Input records Start Marker
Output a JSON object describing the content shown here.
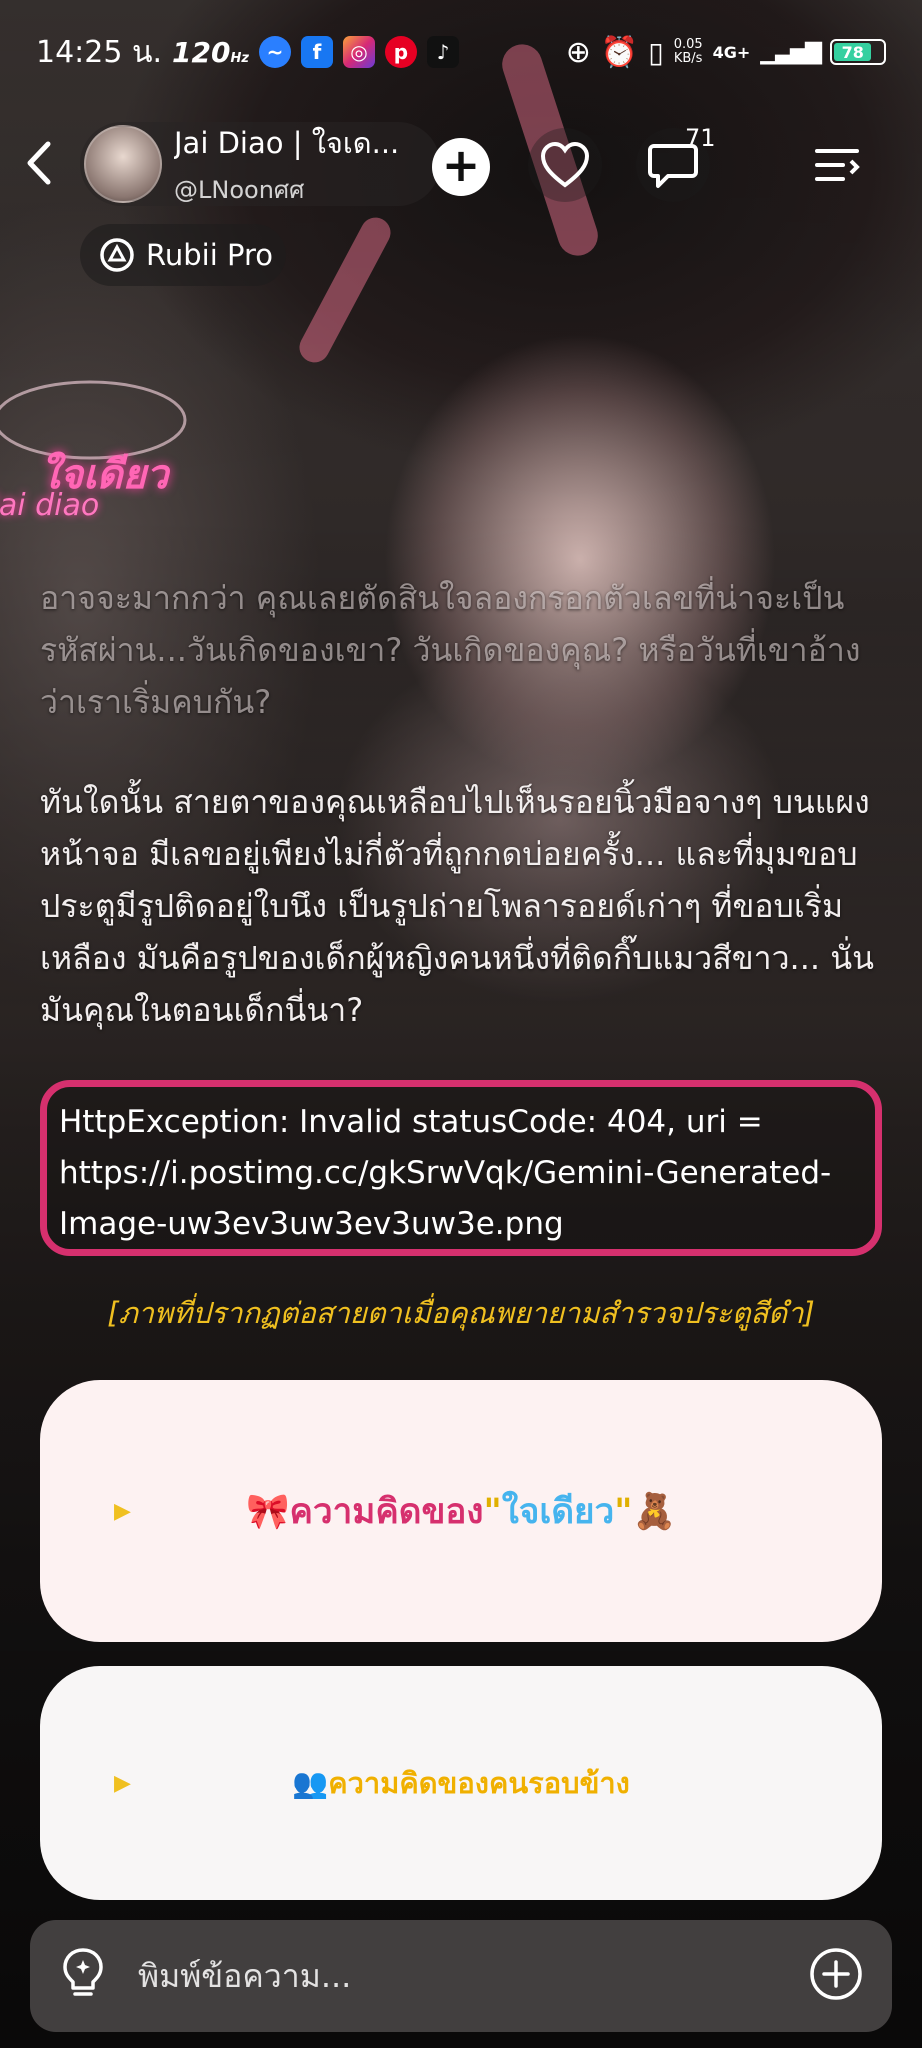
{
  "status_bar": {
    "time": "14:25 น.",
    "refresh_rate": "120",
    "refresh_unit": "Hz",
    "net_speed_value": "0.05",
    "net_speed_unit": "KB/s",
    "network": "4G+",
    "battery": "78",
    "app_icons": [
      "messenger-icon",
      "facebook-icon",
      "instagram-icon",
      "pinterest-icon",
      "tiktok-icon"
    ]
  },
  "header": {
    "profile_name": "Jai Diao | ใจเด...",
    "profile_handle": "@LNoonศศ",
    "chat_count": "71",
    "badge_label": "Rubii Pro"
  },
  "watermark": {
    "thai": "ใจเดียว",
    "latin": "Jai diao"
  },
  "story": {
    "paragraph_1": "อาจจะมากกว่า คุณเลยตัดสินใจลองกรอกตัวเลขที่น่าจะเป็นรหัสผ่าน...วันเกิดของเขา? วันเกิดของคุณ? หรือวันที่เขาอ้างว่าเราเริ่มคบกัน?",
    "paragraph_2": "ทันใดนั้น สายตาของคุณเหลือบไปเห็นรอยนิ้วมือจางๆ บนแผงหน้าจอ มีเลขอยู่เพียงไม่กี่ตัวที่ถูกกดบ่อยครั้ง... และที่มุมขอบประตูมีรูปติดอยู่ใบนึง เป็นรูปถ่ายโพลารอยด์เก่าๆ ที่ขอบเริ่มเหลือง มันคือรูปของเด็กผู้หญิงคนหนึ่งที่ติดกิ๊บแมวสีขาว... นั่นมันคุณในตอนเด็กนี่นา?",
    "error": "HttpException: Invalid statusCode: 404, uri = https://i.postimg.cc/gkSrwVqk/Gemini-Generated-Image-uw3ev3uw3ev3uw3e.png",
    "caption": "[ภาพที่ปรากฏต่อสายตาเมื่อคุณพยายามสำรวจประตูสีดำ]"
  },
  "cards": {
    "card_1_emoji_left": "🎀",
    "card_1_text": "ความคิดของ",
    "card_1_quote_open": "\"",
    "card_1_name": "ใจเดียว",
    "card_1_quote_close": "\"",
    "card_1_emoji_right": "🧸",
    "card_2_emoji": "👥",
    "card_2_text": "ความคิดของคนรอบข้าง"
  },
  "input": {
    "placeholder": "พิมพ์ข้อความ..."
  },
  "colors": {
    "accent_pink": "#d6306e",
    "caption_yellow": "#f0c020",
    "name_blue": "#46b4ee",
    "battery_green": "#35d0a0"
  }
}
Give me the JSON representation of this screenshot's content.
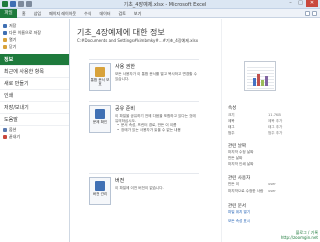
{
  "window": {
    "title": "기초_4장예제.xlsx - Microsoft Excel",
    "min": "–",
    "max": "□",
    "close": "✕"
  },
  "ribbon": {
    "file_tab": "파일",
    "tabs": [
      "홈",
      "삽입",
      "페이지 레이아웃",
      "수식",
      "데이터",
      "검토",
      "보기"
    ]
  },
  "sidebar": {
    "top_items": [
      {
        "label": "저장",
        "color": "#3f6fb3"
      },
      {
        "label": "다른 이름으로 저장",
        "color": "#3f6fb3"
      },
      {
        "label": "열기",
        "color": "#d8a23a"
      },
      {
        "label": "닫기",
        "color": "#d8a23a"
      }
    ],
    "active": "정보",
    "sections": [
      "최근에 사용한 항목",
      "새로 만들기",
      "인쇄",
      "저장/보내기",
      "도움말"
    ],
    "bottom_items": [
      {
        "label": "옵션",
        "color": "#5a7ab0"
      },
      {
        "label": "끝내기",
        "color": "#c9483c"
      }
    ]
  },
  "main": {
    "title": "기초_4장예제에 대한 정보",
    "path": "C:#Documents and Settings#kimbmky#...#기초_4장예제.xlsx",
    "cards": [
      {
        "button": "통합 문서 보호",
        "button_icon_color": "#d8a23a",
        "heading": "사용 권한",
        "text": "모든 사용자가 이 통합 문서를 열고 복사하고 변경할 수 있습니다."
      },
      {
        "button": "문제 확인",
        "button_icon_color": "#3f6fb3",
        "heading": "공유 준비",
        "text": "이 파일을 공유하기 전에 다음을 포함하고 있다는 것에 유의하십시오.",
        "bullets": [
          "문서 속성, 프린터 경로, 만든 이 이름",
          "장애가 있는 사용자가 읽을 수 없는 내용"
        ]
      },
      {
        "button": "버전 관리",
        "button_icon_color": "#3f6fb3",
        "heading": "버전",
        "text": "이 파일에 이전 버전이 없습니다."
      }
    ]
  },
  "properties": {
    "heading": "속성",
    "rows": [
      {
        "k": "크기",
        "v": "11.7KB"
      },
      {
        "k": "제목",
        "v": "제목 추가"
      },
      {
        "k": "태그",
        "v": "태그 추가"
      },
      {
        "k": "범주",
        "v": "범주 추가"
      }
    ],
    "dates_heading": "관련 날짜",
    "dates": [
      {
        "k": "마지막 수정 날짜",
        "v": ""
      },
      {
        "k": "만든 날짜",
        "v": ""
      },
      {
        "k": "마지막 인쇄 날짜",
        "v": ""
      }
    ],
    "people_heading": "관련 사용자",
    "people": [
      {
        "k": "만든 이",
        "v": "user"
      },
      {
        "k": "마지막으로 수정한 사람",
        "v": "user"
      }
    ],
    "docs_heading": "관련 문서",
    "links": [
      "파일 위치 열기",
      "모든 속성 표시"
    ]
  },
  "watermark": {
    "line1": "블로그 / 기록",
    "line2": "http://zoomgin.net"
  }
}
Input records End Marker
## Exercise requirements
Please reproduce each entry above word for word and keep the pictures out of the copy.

## Solution to this exercise
Output a JSON object describing the content shown here.
{
  "status_bar": {
    "time": "14:25 น.",
    "refresh_rate": "120",
    "refresh_unit": "Hz",
    "net_speed_value": "0.05",
    "net_speed_unit": "KB/s",
    "network": "4G+",
    "battery": "78",
    "app_icons": [
      "messenger-icon",
      "facebook-icon",
      "instagram-icon",
      "pinterest-icon",
      "tiktok-icon"
    ]
  },
  "header": {
    "profile_name": "Jai Diao | ใจเด...",
    "profile_handle": "@LNoonศศ",
    "chat_count": "71",
    "badge_label": "Rubii Pro"
  },
  "watermark": {
    "thai": "ใจเดียว",
    "latin": "Jai diao"
  },
  "story": {
    "paragraph_1": "อาจจะมากกว่า คุณเลยตัดสินใจลองกรอกตัวเลขที่น่าจะเป็นรหัสผ่าน...วันเกิดของเขา? วันเกิดของคุณ? หรือวันที่เขาอ้างว่าเราเริ่มคบกัน?",
    "paragraph_2": "ทันใดนั้น สายตาของคุณเหลือบไปเห็นรอยนิ้วมือจางๆ บนแผงหน้าจอ มีเลขอยู่เพียงไม่กี่ตัวที่ถูกกดบ่อยครั้ง... และที่มุมขอบประตูมีรูปติดอยู่ใบนึง เป็นรูปถ่ายโพลารอยด์เก่าๆ ที่ขอบเริ่มเหลือง มันคือรูปของเด็กผู้หญิงคนหนึ่งที่ติดกิ๊บแมวสีขาว... นั่นมันคุณในตอนเด็กนี่นา?",
    "error": "HttpException: Invalid statusCode: 404, uri = https://i.postimg.cc/gkSrwVqk/Gemini-Generated-Image-uw3ev3uw3ev3uw3e.png",
    "caption": "[ภาพที่ปรากฏต่อสายตาเมื่อคุณพยายามสำรวจประตูสีดำ]"
  },
  "cards": {
    "card_1_emoji_left": "🎀",
    "card_1_text": "ความคิดของ",
    "card_1_quote_open": "\"",
    "card_1_name": "ใจเดียว",
    "card_1_quote_close": "\"",
    "card_1_emoji_right": "🧸",
    "card_2_emoji": "👥",
    "card_2_text": "ความคิดของคนรอบข้าง"
  },
  "input": {
    "placeholder": "พิมพ์ข้อความ..."
  },
  "colors": {
    "accent_pink": "#d6306e",
    "caption_yellow": "#f0c020",
    "name_blue": "#46b4ee",
    "battery_green": "#35d0a0"
  }
}
Give me the JSON representation of this screenshot's content.
{
  "window": {
    "title": "기초_4장예제.xlsx - Microsoft Excel",
    "min": "–",
    "max": "□",
    "close": "✕"
  },
  "ribbon": {
    "file_tab": "파일",
    "tabs": [
      "홈",
      "삽입",
      "페이지 레이아웃",
      "수식",
      "데이터",
      "검토",
      "보기"
    ]
  },
  "sidebar": {
    "top_items": [
      {
        "label": "저장",
        "color": "#3f6fb3"
      },
      {
        "label": "다른 이름으로 저장",
        "color": "#3f6fb3"
      },
      {
        "label": "열기",
        "color": "#d8a23a"
      },
      {
        "label": "닫기",
        "color": "#d8a23a"
      }
    ],
    "active": "정보",
    "sections": [
      "최근에 사용한 항목",
      "새로 만들기",
      "인쇄",
      "저장/보내기",
      "도움말"
    ],
    "bottom_items": [
      {
        "label": "옵션",
        "color": "#5a7ab0"
      },
      {
        "label": "끝내기",
        "color": "#c9483c"
      }
    ]
  },
  "main": {
    "title": "기초_4장예제에 대한 정보",
    "path": "C:#Documents and Settings#kimbmky#...#기초_4장예제.xlsx",
    "cards": [
      {
        "button": "통합 문서 보호",
        "button_icon_color": "#d8a23a",
        "heading": "사용 권한",
        "text": "모든 사용자가 이 통합 문서를 열고 복사하고 변경할 수 있습니다."
      },
      {
        "button": "문제 확인",
        "button_icon_color": "#3f6fb3",
        "heading": "공유 준비",
        "text": "이 파일을 공유하기 전에 다음을 포함하고 있다는 것에 유의하십시오.",
        "bullets": [
          "문서 속성, 프린터 경로, 만든 이 이름",
          "장애가 있는 사용자가 읽을 수 없는 내용"
        ]
      },
      {
        "button": "버전 관리",
        "button_icon_color": "#3f6fb3",
        "heading": "버전",
        "text": "이 파일에 이전 버전이 없습니다."
      }
    ]
  },
  "properties": {
    "heading": "속성",
    "rows": [
      {
        "k": "크기",
        "v": "11.7KB"
      },
      {
        "k": "제목",
        "v": "제목 추가"
      },
      {
        "k": "태그",
        "v": "태그 추가"
      },
      {
        "k": "범주",
        "v": "범주 추가"
      }
    ],
    "dates_heading": "관련 날짜",
    "dates": [
      {
        "k": "마지막 수정 날짜",
        "v": ""
      },
      {
        "k": "만든 날짜",
        "v": ""
      },
      {
        "k": "마지막 인쇄 날짜",
        "v": ""
      }
    ],
    "people_heading": "관련 사용자",
    "people": [
      {
        "k": "만든 이",
        "v": "user"
      },
      {
        "k": "마지막으로 수정한 사람",
        "v": "user"
      }
    ],
    "docs_heading": "관련 문서",
    "links": [
      "파일 위치 열기",
      "모든 속성 표시"
    ]
  },
  "watermark": {
    "line1": "블로그 / 기록",
    "line2": "http://zoomgin.net"
  }
}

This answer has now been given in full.